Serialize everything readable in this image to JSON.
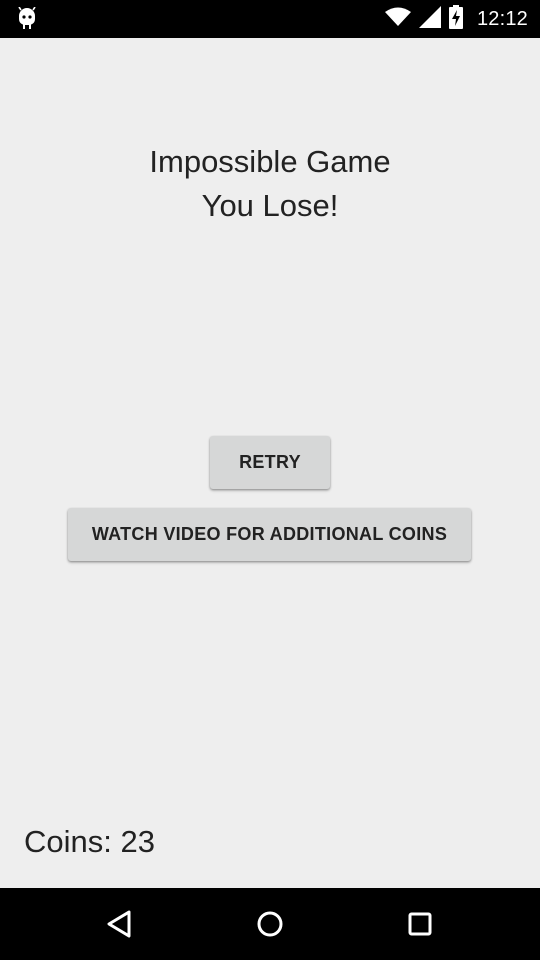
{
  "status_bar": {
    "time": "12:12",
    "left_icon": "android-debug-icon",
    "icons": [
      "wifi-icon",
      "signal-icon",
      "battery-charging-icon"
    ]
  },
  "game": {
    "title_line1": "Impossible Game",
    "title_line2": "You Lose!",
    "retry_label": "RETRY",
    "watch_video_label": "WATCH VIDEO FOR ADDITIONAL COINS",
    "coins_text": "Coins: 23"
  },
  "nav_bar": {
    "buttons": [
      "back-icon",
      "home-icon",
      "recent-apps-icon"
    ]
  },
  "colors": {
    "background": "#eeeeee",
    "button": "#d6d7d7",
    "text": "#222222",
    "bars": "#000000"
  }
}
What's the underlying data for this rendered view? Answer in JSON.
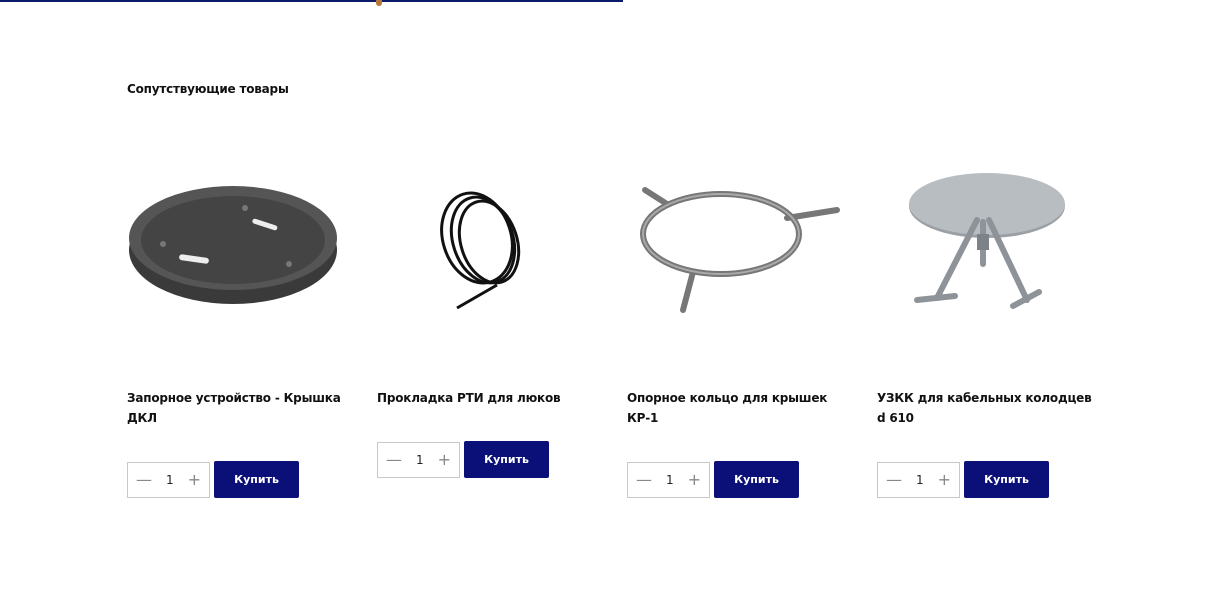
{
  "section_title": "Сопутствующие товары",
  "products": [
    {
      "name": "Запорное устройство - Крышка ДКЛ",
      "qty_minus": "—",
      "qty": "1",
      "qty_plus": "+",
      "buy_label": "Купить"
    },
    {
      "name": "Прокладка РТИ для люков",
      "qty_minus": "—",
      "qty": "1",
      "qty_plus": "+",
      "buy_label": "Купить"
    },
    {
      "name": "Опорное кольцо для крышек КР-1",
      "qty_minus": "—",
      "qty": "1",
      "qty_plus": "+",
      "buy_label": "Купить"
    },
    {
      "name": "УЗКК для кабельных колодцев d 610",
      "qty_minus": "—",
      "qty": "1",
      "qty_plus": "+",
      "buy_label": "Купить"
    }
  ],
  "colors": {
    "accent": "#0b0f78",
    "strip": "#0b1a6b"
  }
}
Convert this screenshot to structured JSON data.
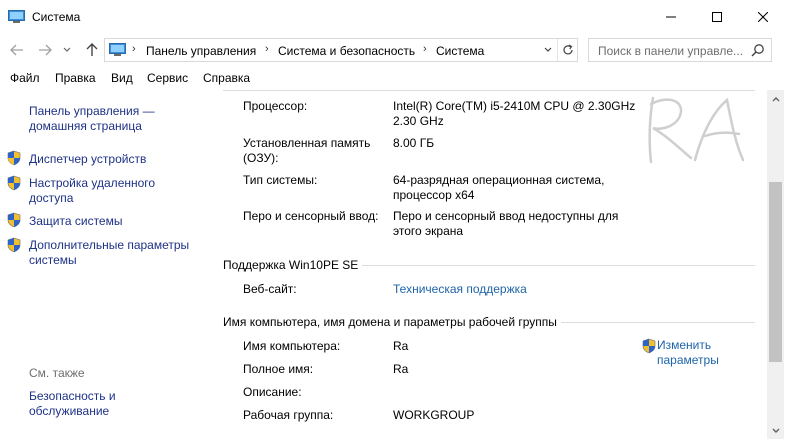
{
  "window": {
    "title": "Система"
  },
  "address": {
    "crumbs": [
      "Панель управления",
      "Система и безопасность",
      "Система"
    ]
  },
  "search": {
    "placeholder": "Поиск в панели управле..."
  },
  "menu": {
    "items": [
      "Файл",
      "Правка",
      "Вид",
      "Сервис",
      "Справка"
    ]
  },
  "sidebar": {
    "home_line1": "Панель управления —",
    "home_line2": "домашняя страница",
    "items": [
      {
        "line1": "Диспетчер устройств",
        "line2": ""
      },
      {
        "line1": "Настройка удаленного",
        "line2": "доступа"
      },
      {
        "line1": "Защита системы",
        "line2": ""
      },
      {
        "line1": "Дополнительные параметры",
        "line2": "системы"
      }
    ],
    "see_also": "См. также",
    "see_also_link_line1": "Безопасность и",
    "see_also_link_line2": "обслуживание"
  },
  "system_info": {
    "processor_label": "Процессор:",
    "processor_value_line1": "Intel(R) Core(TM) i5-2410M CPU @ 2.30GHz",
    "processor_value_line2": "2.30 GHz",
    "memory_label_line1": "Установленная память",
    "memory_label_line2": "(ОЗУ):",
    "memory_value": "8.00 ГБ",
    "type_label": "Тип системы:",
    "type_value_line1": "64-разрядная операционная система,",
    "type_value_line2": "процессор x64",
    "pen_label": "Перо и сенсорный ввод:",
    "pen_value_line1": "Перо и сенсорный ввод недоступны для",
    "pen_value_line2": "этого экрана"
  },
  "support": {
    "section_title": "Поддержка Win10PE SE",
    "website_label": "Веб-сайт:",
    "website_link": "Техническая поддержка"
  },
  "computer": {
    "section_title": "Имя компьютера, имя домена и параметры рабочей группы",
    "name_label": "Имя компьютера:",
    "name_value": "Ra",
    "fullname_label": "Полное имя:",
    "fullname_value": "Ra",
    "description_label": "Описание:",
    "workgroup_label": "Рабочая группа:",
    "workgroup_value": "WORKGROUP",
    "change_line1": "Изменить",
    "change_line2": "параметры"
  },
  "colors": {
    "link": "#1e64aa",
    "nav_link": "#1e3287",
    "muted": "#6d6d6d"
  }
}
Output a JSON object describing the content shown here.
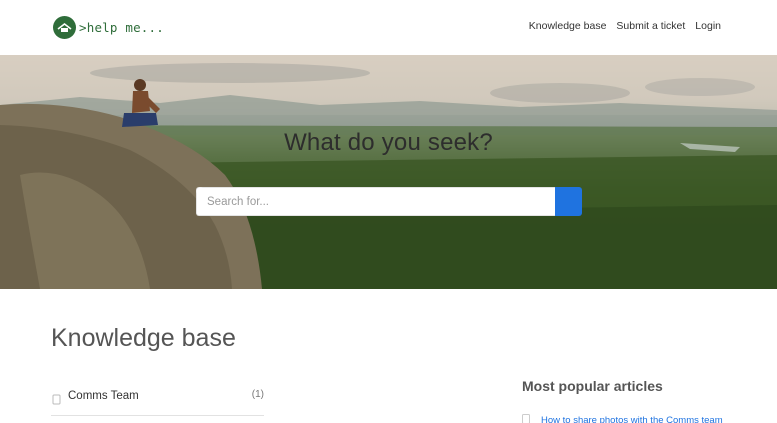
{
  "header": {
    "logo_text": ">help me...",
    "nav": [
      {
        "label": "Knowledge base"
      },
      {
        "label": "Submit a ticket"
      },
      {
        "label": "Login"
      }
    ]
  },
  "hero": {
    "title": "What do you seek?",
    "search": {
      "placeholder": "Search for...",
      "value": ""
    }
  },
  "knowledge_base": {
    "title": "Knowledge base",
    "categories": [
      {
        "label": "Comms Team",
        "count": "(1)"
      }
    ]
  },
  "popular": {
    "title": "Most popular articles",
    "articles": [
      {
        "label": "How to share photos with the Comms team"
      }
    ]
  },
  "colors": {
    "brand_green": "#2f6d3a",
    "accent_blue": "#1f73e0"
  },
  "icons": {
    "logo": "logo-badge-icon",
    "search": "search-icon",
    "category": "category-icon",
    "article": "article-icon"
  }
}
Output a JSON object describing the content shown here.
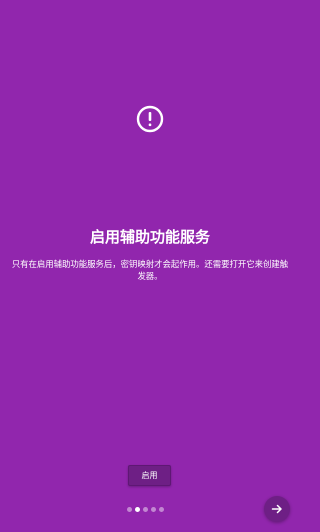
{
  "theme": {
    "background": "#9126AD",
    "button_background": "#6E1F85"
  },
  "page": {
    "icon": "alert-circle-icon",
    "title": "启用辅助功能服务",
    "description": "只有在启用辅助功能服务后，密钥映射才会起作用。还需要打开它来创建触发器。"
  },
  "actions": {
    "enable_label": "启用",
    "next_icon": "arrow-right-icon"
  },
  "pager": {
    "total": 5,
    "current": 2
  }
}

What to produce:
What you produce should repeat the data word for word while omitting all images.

Task result:
Serialize everything readable in this image to JSON.
{
  "status_bar": {
    "time": "12:12",
    "left_icon": "android-debug-icon",
    "icons": [
      "wifi-icon",
      "signal-icon",
      "battery-charging-icon"
    ]
  },
  "game": {
    "title_line1": "Impossible Game",
    "title_line2": "You Lose!",
    "retry_label": "RETRY",
    "watch_video_label": "WATCH VIDEO FOR ADDITIONAL COINS",
    "coins_text": "Coins: 23"
  },
  "nav_bar": {
    "buttons": [
      "back-icon",
      "home-icon",
      "recent-apps-icon"
    ]
  },
  "colors": {
    "background": "#eeeeee",
    "button": "#d6d7d7",
    "text": "#222222",
    "bars": "#000000"
  }
}
What's the underlying data for this rendered view? Answer in JSON.
{
  "section_title": "Сопутствующие товары",
  "products": [
    {
      "name": "Запорное устройство - Крышка ДКЛ",
      "qty_minus": "—",
      "qty": "1",
      "qty_plus": "+",
      "buy_label": "Купить"
    },
    {
      "name": "Прокладка РТИ для люков",
      "qty_minus": "—",
      "qty": "1",
      "qty_plus": "+",
      "buy_label": "Купить"
    },
    {
      "name": "Опорное кольцо для крышек КР-1",
      "qty_minus": "—",
      "qty": "1",
      "qty_plus": "+",
      "buy_label": "Купить"
    },
    {
      "name": "УЗКК для кабельных колодцев d 610",
      "qty_minus": "—",
      "qty": "1",
      "qty_plus": "+",
      "buy_label": "Купить"
    }
  ],
  "colors": {
    "accent": "#0b0f78",
    "strip": "#0b1a6b"
  }
}
Convert this screenshot to structured JSON data.
{
  "window": {
    "title": "Система"
  },
  "address": {
    "crumbs": [
      "Панель управления",
      "Система и безопасность",
      "Система"
    ]
  },
  "search": {
    "placeholder": "Поиск в панели управле..."
  },
  "menu": {
    "items": [
      "Файл",
      "Правка",
      "Вид",
      "Сервис",
      "Справка"
    ]
  },
  "sidebar": {
    "home_line1": "Панель управления —",
    "home_line2": "домашняя страница",
    "items": [
      {
        "line1": "Диспетчер устройств",
        "line2": ""
      },
      {
        "line1": "Настройка удаленного",
        "line2": "доступа"
      },
      {
        "line1": "Защита системы",
        "line2": ""
      },
      {
        "line1": "Дополнительные параметры",
        "line2": "системы"
      }
    ],
    "see_also": "См. также",
    "see_also_link_line1": "Безопасность и",
    "see_also_link_line2": "обслуживание"
  },
  "system_info": {
    "processor_label": "Процессор:",
    "processor_value_line1": "Intel(R) Core(TM) i5-2410M CPU @ 2.30GHz",
    "processor_value_line2": "2.30 GHz",
    "memory_label_line1": "Установленная память",
    "memory_label_line2": "(ОЗУ):",
    "memory_value": "8.00 ГБ",
    "type_label": "Тип системы:",
    "type_value_line1": "64-разрядная операционная система,",
    "type_value_line2": "процессор x64",
    "pen_label": "Перо и сенсорный ввод:",
    "pen_value_line1": "Перо и сенсорный ввод недоступны для",
    "pen_value_line2": "этого экрана"
  },
  "support": {
    "section_title": "Поддержка Win10PE SE",
    "website_label": "Веб-сайт:",
    "website_link": "Техническая поддержка"
  },
  "computer": {
    "section_title": "Имя компьютера, имя домена и параметры рабочей группы",
    "name_label": "Имя компьютера:",
    "name_value": "Ra",
    "fullname_label": "Полное имя:",
    "fullname_value": "Ra",
    "description_label": "Описание:",
    "workgroup_label": "Рабочая группа:",
    "workgroup_value": "WORKGROUP",
    "change_line1": "Изменить",
    "change_line2": "параметры"
  },
  "colors": {
    "link": "#1e64aa",
    "nav_link": "#1e3287",
    "muted": "#6d6d6d"
  }
}
Output a JSON object describing the content shown here.
{
  "header": {
    "logo_text": ">help me...",
    "nav": [
      {
        "label": "Knowledge base"
      },
      {
        "label": "Submit a ticket"
      },
      {
        "label": "Login"
      }
    ]
  },
  "hero": {
    "title": "What do you seek?",
    "search": {
      "placeholder": "Search for...",
      "value": ""
    }
  },
  "knowledge_base": {
    "title": "Knowledge base",
    "categories": [
      {
        "label": "Comms Team",
        "count": "(1)"
      }
    ]
  },
  "popular": {
    "title": "Most popular articles",
    "articles": [
      {
        "label": "How to share photos with the Comms team"
      }
    ]
  },
  "colors": {
    "brand_green": "#2f6d3a",
    "accent_blue": "#1f73e0"
  },
  "icons": {
    "logo": "logo-badge-icon",
    "search": "search-icon",
    "category": "category-icon",
    "article": "article-icon"
  }
}
Output a JSON object describing the content shown here.
{
  "theme": {
    "background": "#9126AD",
    "button_background": "#6E1F85"
  },
  "page": {
    "icon": "alert-circle-icon",
    "title": "启用辅助功能服务",
    "description": "只有在启用辅助功能服务后，密钥映射才会起作用。还需要打开它来创建触发器。"
  },
  "actions": {
    "enable_label": "启用",
    "next_icon": "arrow-right-icon"
  },
  "pager": {
    "total": 5,
    "current": 2
  }
}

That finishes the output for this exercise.